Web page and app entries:

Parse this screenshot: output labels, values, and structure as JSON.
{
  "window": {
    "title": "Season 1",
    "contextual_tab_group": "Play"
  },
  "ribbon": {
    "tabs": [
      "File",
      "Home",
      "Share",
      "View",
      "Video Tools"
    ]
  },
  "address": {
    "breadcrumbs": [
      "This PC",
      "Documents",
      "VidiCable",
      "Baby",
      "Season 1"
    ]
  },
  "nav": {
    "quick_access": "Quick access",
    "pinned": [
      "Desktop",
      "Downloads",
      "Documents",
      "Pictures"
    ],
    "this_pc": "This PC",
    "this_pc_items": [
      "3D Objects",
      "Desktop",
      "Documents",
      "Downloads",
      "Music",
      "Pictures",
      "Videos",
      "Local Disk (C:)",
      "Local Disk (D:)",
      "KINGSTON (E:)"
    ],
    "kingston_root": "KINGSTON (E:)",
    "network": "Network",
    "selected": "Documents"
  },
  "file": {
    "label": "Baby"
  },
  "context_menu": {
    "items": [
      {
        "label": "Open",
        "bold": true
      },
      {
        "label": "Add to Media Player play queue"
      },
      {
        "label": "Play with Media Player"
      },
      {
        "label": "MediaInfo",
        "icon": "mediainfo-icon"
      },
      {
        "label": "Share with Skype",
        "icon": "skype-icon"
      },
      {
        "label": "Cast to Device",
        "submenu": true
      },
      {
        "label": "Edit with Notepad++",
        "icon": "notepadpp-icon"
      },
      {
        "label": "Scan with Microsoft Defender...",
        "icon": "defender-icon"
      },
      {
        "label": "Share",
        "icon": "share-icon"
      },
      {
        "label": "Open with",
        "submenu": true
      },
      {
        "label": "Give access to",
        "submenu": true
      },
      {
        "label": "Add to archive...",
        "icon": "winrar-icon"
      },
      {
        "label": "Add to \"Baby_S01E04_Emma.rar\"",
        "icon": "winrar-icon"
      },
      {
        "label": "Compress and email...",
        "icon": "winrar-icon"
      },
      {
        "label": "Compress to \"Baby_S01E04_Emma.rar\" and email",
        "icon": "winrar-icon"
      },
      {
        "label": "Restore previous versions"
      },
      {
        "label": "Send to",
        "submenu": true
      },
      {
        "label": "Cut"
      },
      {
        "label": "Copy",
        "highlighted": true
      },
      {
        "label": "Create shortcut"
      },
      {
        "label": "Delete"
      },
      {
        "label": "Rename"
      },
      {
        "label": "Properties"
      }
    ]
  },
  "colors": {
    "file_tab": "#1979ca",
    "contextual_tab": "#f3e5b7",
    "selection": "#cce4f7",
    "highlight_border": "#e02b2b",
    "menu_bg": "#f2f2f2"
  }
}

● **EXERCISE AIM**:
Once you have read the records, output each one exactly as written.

● **RESPONSE AREA**:
Parse this screenshot: output labels, values, and structure as JSON.
{
  "window": {
    "title": "Season 1",
    "contextual_tab_group": "Play"
  },
  "ribbon": {
    "tabs": [
      "File",
      "Home",
      "Share",
      "View",
      "Video Tools"
    ]
  },
  "address": {
    "breadcrumbs": [
      "This PC",
      "Documents",
      "VidiCable",
      "Baby",
      "Season 1"
    ]
  },
  "nav": {
    "quick_access": "Quick access",
    "pinned": [
      "Desktop",
      "Downloads",
      "Documents",
      "Pictures"
    ],
    "this_pc": "This PC",
    "this_pc_items": [
      "3D Objects",
      "Desktop",
      "Documents",
      "Downloads",
      "Music",
      "Pictures",
      "Videos",
      "Local Disk (C:)",
      "Local Disk (D:)",
      "KINGSTON (E:)"
    ],
    "kingston_root": "KINGSTON (E:)",
    "network": "Network",
    "selected": "Documents"
  },
  "file": {
    "label": "Baby"
  },
  "context_menu": {
    "items": [
      {
        "label": "Open",
        "bold": true
      },
      {
        "label": "Add to Media Player play queue"
      },
      {
        "label": "Play with Media Player"
      },
      {
        "label": "MediaInfo",
        "icon": "mediainfo-icon"
      },
      {
        "label": "Share with Skype",
        "icon": "skype-icon"
      },
      {
        "label": "Cast to Device",
        "submenu": true
      },
      {
        "label": "Edit with Notepad++",
        "icon": "notepadpp-icon"
      },
      {
        "label": "Scan with Microsoft Defender...",
        "icon": "defender-icon"
      },
      {
        "label": "Share",
        "icon": "share-icon"
      },
      {
        "label": "Open with",
        "submenu": true
      },
      {
        "label": "Give access to",
        "submenu": true
      },
      {
        "label": "Add to archive...",
        "icon": "winrar-icon"
      },
      {
        "label": "Add to \"Baby_S01E04_Emma.rar\"",
        "icon": "winrar-icon"
      },
      {
        "label": "Compress and email...",
        "icon": "winrar-icon"
      },
      {
        "label": "Compress to \"Baby_S01E04_Emma.rar\" and email",
        "icon": "winrar-icon"
      },
      {
        "label": "Restore previous versions"
      },
      {
        "label": "Send to",
        "submenu": true
      },
      {
        "label": "Cut"
      },
      {
        "label": "Copy",
        "highlighted": true
      },
      {
        "label": "Create shortcut"
      },
      {
        "label": "Delete"
      },
      {
        "label": "Rename"
      },
      {
        "label": "Properties"
      }
    ]
  },
  "colors": {
    "file_tab": "#1979ca",
    "contextual_tab": "#f3e5b7",
    "selection": "#cce4f7",
    "highlight_border": "#e02b2b",
    "menu_bg": "#f2f2f2"
  }
}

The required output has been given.